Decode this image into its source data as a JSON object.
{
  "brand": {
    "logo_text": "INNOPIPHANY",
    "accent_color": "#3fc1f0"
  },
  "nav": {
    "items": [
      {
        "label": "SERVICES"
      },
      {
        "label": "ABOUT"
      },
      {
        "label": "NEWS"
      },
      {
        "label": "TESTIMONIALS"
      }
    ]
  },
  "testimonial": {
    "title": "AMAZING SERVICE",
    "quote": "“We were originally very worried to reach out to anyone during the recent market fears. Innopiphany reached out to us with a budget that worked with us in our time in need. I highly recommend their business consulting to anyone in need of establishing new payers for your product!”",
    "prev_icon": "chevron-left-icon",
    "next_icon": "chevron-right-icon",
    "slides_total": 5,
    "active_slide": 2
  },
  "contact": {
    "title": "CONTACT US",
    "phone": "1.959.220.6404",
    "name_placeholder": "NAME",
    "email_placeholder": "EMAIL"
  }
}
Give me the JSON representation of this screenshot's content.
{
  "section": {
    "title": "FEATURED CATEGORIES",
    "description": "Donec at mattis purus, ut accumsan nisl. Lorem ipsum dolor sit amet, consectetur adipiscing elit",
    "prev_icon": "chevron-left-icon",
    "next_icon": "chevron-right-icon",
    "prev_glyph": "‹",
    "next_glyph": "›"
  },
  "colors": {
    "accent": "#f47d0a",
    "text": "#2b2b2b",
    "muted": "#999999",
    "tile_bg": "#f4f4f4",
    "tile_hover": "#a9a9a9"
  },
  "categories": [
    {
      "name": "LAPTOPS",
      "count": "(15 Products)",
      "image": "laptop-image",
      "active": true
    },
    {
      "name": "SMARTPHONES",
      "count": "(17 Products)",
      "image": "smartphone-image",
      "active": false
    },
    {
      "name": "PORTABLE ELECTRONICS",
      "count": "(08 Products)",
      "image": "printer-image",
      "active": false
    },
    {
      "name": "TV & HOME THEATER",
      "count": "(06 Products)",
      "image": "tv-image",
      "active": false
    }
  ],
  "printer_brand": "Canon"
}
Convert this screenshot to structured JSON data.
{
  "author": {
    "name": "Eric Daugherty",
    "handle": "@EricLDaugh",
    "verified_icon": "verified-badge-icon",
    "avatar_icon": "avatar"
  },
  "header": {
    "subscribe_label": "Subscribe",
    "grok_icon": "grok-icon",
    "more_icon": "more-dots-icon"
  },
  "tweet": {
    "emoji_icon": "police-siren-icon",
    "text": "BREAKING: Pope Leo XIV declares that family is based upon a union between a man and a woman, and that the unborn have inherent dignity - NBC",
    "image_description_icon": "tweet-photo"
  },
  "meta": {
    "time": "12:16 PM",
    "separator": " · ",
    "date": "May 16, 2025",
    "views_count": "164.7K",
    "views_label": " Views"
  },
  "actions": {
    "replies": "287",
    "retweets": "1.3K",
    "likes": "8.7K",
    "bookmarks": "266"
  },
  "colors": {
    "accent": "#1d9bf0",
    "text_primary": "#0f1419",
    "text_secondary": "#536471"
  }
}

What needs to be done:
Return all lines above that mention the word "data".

Result for this task:
Decode this image into its source data as a JSON object.
Convert this screenshot to structured JSON data.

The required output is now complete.